## Task statement:
Copy out every entry, keeping each character the same.

## Source records:
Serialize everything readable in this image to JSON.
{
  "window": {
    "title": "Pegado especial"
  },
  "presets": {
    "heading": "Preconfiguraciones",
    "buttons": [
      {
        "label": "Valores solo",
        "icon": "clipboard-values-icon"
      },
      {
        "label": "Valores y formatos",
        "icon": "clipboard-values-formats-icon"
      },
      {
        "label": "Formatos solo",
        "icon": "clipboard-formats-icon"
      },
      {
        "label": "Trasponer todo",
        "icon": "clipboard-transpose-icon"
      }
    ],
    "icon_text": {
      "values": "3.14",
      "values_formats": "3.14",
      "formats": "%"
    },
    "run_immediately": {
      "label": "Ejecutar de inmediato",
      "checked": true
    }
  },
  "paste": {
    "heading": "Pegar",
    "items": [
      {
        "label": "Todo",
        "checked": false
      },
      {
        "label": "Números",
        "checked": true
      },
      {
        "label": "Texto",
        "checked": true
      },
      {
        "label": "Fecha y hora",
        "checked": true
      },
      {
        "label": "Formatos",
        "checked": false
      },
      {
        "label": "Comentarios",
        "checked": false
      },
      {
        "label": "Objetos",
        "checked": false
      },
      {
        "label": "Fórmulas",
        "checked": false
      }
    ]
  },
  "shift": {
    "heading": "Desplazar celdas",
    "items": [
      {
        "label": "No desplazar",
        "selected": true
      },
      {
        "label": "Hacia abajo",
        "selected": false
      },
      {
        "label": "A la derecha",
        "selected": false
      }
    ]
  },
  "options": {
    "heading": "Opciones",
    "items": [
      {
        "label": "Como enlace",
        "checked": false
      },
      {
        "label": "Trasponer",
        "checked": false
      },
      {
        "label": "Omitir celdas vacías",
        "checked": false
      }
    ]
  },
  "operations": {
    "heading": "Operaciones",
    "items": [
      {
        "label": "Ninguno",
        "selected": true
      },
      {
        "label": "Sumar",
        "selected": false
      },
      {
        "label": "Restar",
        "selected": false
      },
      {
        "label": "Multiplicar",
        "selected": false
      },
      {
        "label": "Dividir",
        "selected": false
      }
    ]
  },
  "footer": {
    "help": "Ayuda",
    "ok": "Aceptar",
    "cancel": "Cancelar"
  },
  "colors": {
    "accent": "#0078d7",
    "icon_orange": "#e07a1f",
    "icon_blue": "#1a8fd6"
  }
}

## Expected answer:
Serialize everything readable in this image to JSON.
{
  "window": {
    "title": "Pegado especial"
  },
  "presets": {
    "heading": "Preconfiguraciones",
    "buttons": [
      {
        "label": "Valores solo",
        "icon": "clipboard-values-icon"
      },
      {
        "label": "Valores y formatos",
        "icon": "clipboard-values-formats-icon"
      },
      {
        "label": "Formatos solo",
        "icon": "clipboard-formats-icon"
      },
      {
        "label": "Trasponer todo",
        "icon": "clipboard-transpose-icon"
      }
    ],
    "icon_text": {
      "values": "3.14",
      "values_formats": "3.14",
      "formats": "%"
    },
    "run_immediately": {
      "label": "Ejecutar de inmediato",
      "checked": true
    }
  },
  "paste": {
    "heading": "Pegar",
    "items": [
      {
        "label": "Todo",
        "checked": false
      },
      {
        "label": "Números",
        "checked": true
      },
      {
        "label": "Texto",
        "checked": true
      },
      {
        "label": "Fecha y hora",
        "checked": true
      },
      {
        "label": "Formatos",
        "checked": false
      },
      {
        "label": "Comentarios",
        "checked": false
      },
      {
        "label": "Objetos",
        "checked": false
      },
      {
        "label": "Fórmulas",
        "checked": false
      }
    ]
  },
  "shift": {
    "heading": "Desplazar celdas",
    "items": [
      {
        "label": "No desplazar",
        "selected": true
      },
      {
        "label": "Hacia abajo",
        "selected": false
      },
      {
        "label": "A la derecha",
        "selected": false
      }
    ]
  },
  "options": {
    "heading": "Opciones",
    "items": [
      {
        "label": "Como enlace",
        "checked": false
      },
      {
        "label": "Trasponer",
        "checked": false
      },
      {
        "label": "Omitir celdas vacías",
        "checked": false
      }
    ]
  },
  "operations": {
    "heading": "Operaciones",
    "items": [
      {
        "label": "Ninguno",
        "selected": true
      },
      {
        "label": "Sumar",
        "selected": false
      },
      {
        "label": "Restar",
        "selected": false
      },
      {
        "label": "Multiplicar",
        "selected": false
      },
      {
        "label": "Dividir",
        "selected": false
      }
    ]
  },
  "footer": {
    "help": "Ayuda",
    "ok": "Aceptar",
    "cancel": "Cancelar"
  },
  "colors": {
    "accent": "#0078d7",
    "icon_orange": "#e07a1f",
    "icon_blue": "#1a8fd6"
  }
}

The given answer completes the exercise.